Brainard, W. Bruno, M. Cukierman, A. Eijffinger and L. Leiderman and L. Eckstein, Z. Hercowitz and L. Eijffinger and H.
Economics of Money and Banking, Part One
Debelle, G. Fuhrer ed. Parkin ed. De Long, J. Devereux, M. Downes, P. Eijffinger, S. Fischer, S. Capie, C.
Goodhart, S. Fischer and N. Flood, R. Goodhart, C. Grilli, V. Havrilesky, T. Herrendorf, B. Hinton-Braaten, K. Hochreiter, E. Holtfrerich, C. Johnson, D. Kydland, F.
Working Papers & Publications
Leiderman, L. Letterie, W. Strategy or Constraint? Lippi, F. Logue, D. Lohmann, S. Maxfield, S. McCallum, B. McKinnon, R.
ECON – The Economics of Banking - University of Oslo
Melitz, J. Giavazzi, S. Micossi and M. Meltzer, A. The financial crisis of is a wakeup call that we need a similar evolution in the analytical apparatus and theories that we use to understand that system. Produced and sponsored by the Institute for New Economic Thinking, this course is an attempt to begin the process of new economic thinking by reviving and updating some forgotten traditions in monetary thought that have become newly relevant. Three features of the new system are central. Most important, the intertwining of previously separate capital markets and money markets has produced a system with new dynamics as well as new vulnerabilities.
The financial crisis revealed those vulnerabilities for all to see. The result was two years of desperate innovation by central banking authorities as they tried first this, and then that, in an effort to stem the collapse. Second, the global character of the crisis has revealed the global character of the system, which is something new in postwar history but not at all new from a longer time perspective. Central bank cooperation was key to stemming the collapse, and the details of that cooperation hint at the outlines of an emerging new international monetary order. Third, absolutely central to the crisis was the operation of key derivative contracts, most importantly credit default swaps and foreign exchange swaps.
Modern money cannot be understood separately from modern finance, nor can modern monetary theory be constructed separately from modern financial theory. That's the reason this course places dealers, in both capital markets and money markets, at the very center of the picture, as profit-seeking suppliers of market liquidity to the new system of market-based credit.
ECON4335 – The Economics of Banking
Taught by Perry Mehrling. Tags usa. Browse More Coursera Articles. Browse More Economics courses. This is an excellent class to really understand money and banking. Mehrling is an excellent teacher who looks past abstract Keynesian vs. That being said, understand that this is not a casual "survey" course; if you're going to get the most out of the class, you have to work with the material. Was this review helpful to you? The best MOOC i had over Excellent way to explain the crisis of actual economic models, and proposes a new approach through the money view.

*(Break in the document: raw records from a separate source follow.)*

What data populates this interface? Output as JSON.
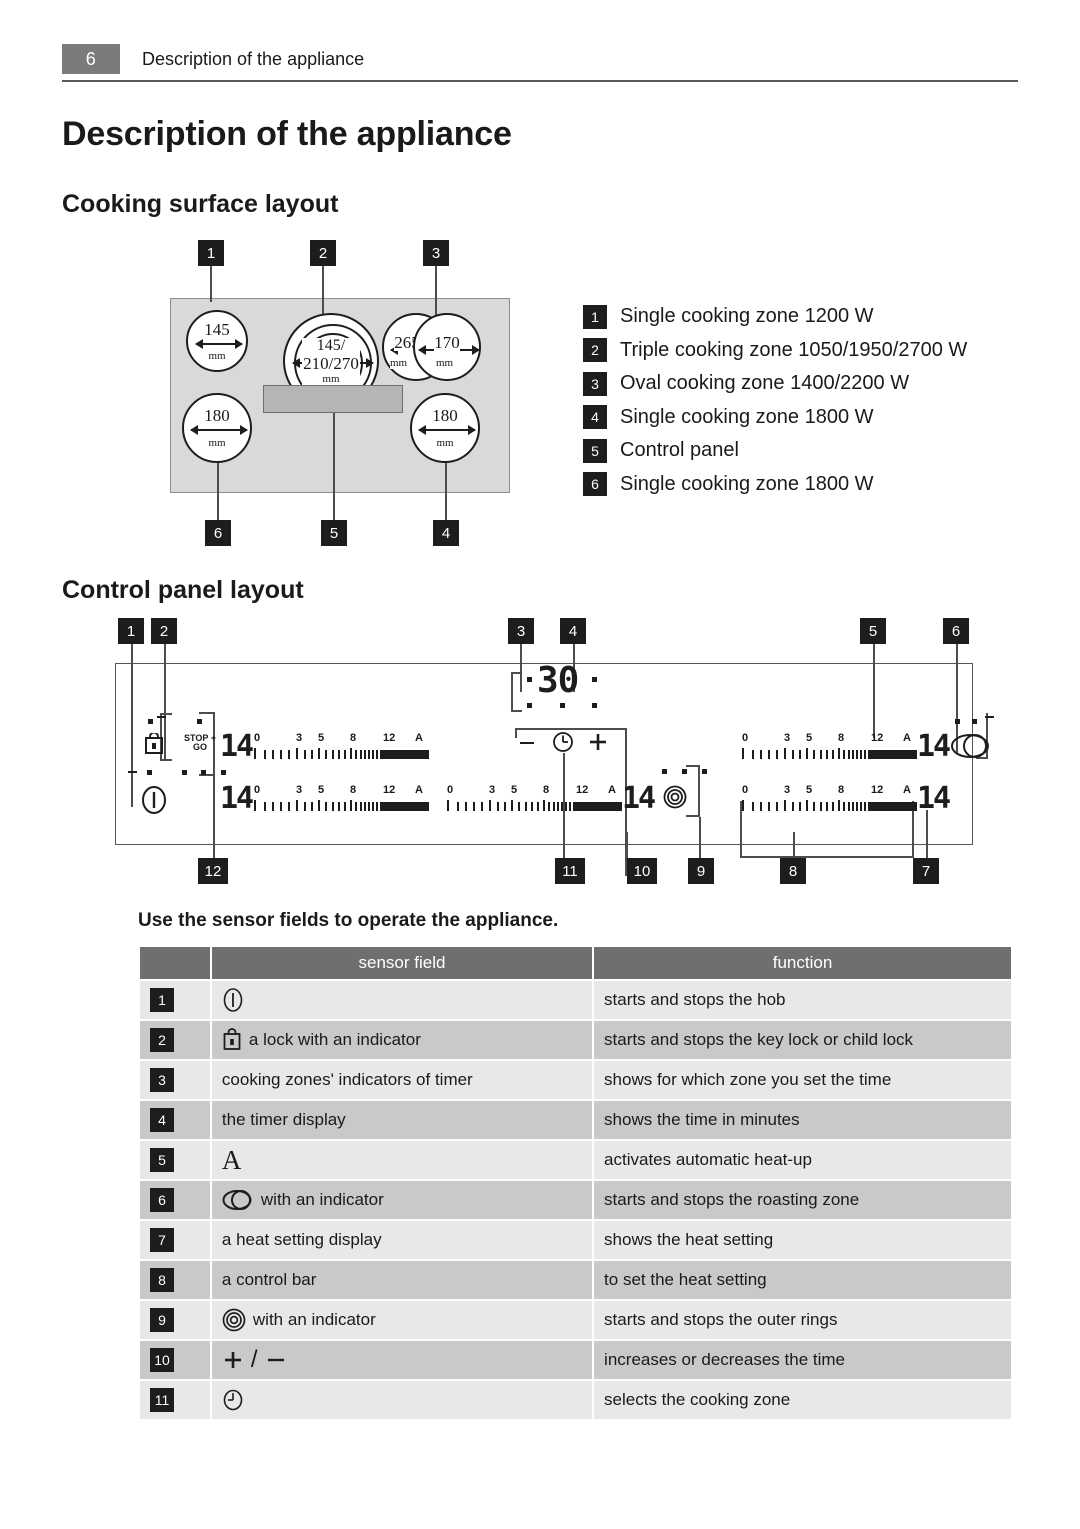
{
  "header": {
    "page_number": "6",
    "running_title": "Description of the appliance"
  },
  "doc_title": "Description of the appliance",
  "sections": {
    "cooking_surface": "Cooking surface layout",
    "control_panel": "Control panel layout"
  },
  "cooking_surface": {
    "callouts_top": [
      "1",
      "2",
      "3"
    ],
    "callouts_bottom": [
      "6",
      "5",
      "4"
    ],
    "zones": [
      {
        "id": "zone-1",
        "diameter": "145",
        "unit": "mm"
      },
      {
        "id": "zone-2",
        "diameter_line1": "145/",
        "diameter_line2": "210/270",
        "unit": "mm"
      },
      {
        "id": "zone-3-outer",
        "diameter": "265",
        "unit": "mm"
      },
      {
        "id": "zone-3-inner",
        "diameter": "170",
        "unit": "mm"
      },
      {
        "id": "zone-6",
        "diameter": "180",
        "unit": "mm"
      },
      {
        "id": "zone-4",
        "diameter": "180",
        "unit": "mm"
      }
    ],
    "legend": [
      {
        "num": "1",
        "text": "Single cooking zone 1200 W"
      },
      {
        "num": "2",
        "text": "Triple cooking zone 1050/1950/2700 W"
      },
      {
        "num": "3",
        "text": "Oval cooking zone 1400/2200 W"
      },
      {
        "num": "4",
        "text": "Single cooking zone 1800 W"
      },
      {
        "num": "5",
        "text": "Control panel"
      },
      {
        "num": "6",
        "text": "Single cooking zone 1800 W"
      }
    ]
  },
  "control_panel": {
    "callouts_top": [
      "1",
      "2",
      "3",
      "4",
      "5",
      "6"
    ],
    "callouts_bottom": [
      "12",
      "11",
      "10",
      "9",
      "8",
      "7"
    ],
    "stop_go_label": "STOP + GO",
    "timer_value": "30",
    "heat_displays": [
      "14",
      "14",
      "14",
      "14",
      "14"
    ],
    "control_bar_scale": [
      "0",
      "3",
      "5",
      "8",
      "12",
      "A"
    ],
    "icons": {
      "power": "power-icon",
      "lock": "lock-icon",
      "timer_clock": "clock-icon",
      "minus": "–",
      "plus": "+",
      "roasting_zone": "roasting-zone-icon",
      "outer_rings": "outer-rings-icon"
    }
  },
  "sensor_section": {
    "intro": "Use the sensor fields to operate the appliance.",
    "headers": {
      "num": "",
      "sensor": "sensor field",
      "function": "function"
    },
    "rows": [
      {
        "num": "1",
        "sensor_icon": "power-icon",
        "sensor": "",
        "function": "starts and stops the hob"
      },
      {
        "num": "2",
        "sensor_icon": "lock-icon",
        "sensor": "a lock with an indicator",
        "function": "starts and stops the key lock or child lock"
      },
      {
        "num": "3",
        "sensor_icon": "",
        "sensor": "cooking zones' indicators of timer",
        "function": "shows for which zone you set the time"
      },
      {
        "num": "4",
        "sensor_icon": "",
        "sensor": "the timer display",
        "function": "shows the time in minutes"
      },
      {
        "num": "5",
        "sensor_icon": "letter-a",
        "sensor": "",
        "function": "activates automatic heat-up"
      },
      {
        "num": "6",
        "sensor_icon": "roasting-zone-icon",
        "sensor": "with an indicator",
        "function": "starts and stops the roasting zone"
      },
      {
        "num": "7",
        "sensor_icon": "",
        "sensor": "a heat setting display",
        "function": "shows the heat setting"
      },
      {
        "num": "8",
        "sensor_icon": "",
        "sensor": "a control bar",
        "function": "to set the heat setting"
      },
      {
        "num": "9",
        "sensor_icon": "outer-rings-icon",
        "sensor": "with an indicator",
        "function": "starts and stops the outer rings"
      },
      {
        "num": "10",
        "sensor_icon": "plus-minus",
        "sensor": "",
        "function": "increases or decreases the time"
      },
      {
        "num": "11",
        "sensor_icon": "clock-icon",
        "sensor": "",
        "function": "selects the cooking zone"
      }
    ]
  }
}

A sure candidate for nobel Prize i few years Dont miss it.
Really great course, great profesor. I studied economics and this course was great for me since we get a different, more realistic view of the money market and the banking sector.
- Plutarch: Lives of the Noble Grecians and Romans.
- ECONOMICS AND BANKING.
- ECONOMICS AND BANKING | Università degli Studi di Siena;
I took a half dozen of classes so far in the field of Finance, Economics and English language, but this course stands above all. Thank you Professor. A beautifully crafted course. It offers a different-old-new way to see the money market and the work of the central bank.